cisco Argonant tells the likely story.)
New Ulm Brick
& Tile Yards
reb^orced Concrete Silo—will still be proving its use
fulness after many barns have come and gone.
There's a sort of "it can't be true" feeling in the mind of a
farmer who owns a E S O N E Silo. It's such a novel
sensation to go year in and year out, free from the usual
expenses for repairs and up-keep that this feeling of skepticism
is apt to last quite a while, especially if he has formerly
owned the ordinary wooden silo.
We do not expect to sell you in this aavertise
ment, but we DO expect you to make a thoro
investigation, with every piobabihty of buying,
if you send for our folder "Proofs" and
gef acquainted with this Money-Makipg,
Lifetime-Lasting Keystone Silo.
BUILD FOR PERMANENCE
Rib Cement Sta\e Silos, Drain
Tile, Cast Culverts
Granite" Veneered Building Blocks
Suitable for any kind of building construction
Absolutely Waterproof If need—See Us
Artificial Stone Made toJOrder
Our Waterproof Rib Stave Silo
protects the ensilage perfectly—keeps air, rain,
a cold and rats keeps the fodder-juices in.
Won't blow over. It requires no care.
Look at our Silo and talk it over with
us before you buy ons.
Estimates furnished free. We appreciate all Business
YOU HARK HY WORDS
ANY MAN TAKING A BIGGER
CHEW OF W-B CUT TOBACCO
THAN THAT, I S A TOBACCO
GLUTTON AND WE DON'T I—
WANT GLUTTONS ON THE
"Brothers and sisters," he* said, we
have listened to a powerfully fine ser
mon on prohibition this morning by our
beloved pastor. It has moved me won
derfully. I am sure we have all profited
by it. We are glad the ministers are:
taking such an interest in temperance,,
and hope others will follow their example

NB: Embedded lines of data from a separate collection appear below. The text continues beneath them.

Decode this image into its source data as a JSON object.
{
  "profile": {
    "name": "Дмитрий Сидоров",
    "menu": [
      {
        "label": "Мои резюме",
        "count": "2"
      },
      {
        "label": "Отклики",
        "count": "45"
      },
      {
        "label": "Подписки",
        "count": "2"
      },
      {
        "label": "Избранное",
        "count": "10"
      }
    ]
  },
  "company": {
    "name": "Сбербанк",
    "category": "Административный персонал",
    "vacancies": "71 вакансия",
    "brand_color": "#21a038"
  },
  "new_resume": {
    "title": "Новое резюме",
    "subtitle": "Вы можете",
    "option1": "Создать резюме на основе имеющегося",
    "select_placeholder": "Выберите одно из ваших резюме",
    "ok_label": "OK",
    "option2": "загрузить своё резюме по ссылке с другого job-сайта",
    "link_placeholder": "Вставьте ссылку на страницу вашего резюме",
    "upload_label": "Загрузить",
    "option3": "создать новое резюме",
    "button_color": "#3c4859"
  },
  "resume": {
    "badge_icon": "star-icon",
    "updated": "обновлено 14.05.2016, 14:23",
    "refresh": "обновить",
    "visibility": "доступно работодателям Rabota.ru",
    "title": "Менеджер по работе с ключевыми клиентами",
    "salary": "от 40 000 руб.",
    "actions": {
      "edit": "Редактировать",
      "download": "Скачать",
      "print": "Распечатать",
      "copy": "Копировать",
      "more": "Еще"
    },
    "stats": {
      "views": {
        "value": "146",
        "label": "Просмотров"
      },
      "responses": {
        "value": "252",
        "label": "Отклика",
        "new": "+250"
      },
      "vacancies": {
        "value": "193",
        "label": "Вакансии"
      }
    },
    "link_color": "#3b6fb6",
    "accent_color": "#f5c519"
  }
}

until it is wiped out of our fair land."
A SIDE from the fact that
your stock will be feene
fited a hundred ^fold
(every money-making farmer
admits it), this monument of
farsightedness the KEYSTONE
"It's a Cinch"
Good lighting and starting needn't
worry you if you let us take care of
our storage battery. W do it
EVERLING ELECTRIC CO.
5 SO. MINN. STR.
Free in*pectian~of any battery at any time
1TWB GOOD JUDGE FINOS THE OFFICERS WHOW QUALITY TOBACCO.1)
YOU'RE RIGHT SIR
SEVERAL OF OUR MEN
USE W-B BECAUSE IT
RICH ^TOBACCO/ A N .A
SMALL CHEW SATISFIES
OU notice a fine regard for appearance among the
from Roundsmen to Captain—that's one
reason they are so keen for W-B CUT Chewing.
The pass-word among these gendemanly fellows is "If
you won't take a litde chew don't take any." No need
to disfigure the face, whenanibble of rich tobacco gives
more satisfaction than a wad of ordinary stuff—also less
grindingand spitting. Takeatipfromtheofficeron W-B.
Iboe ty WETHAW-BMTrolt COMPAKT. St \Mm feart, few T«k Gtv
TO FIND OUT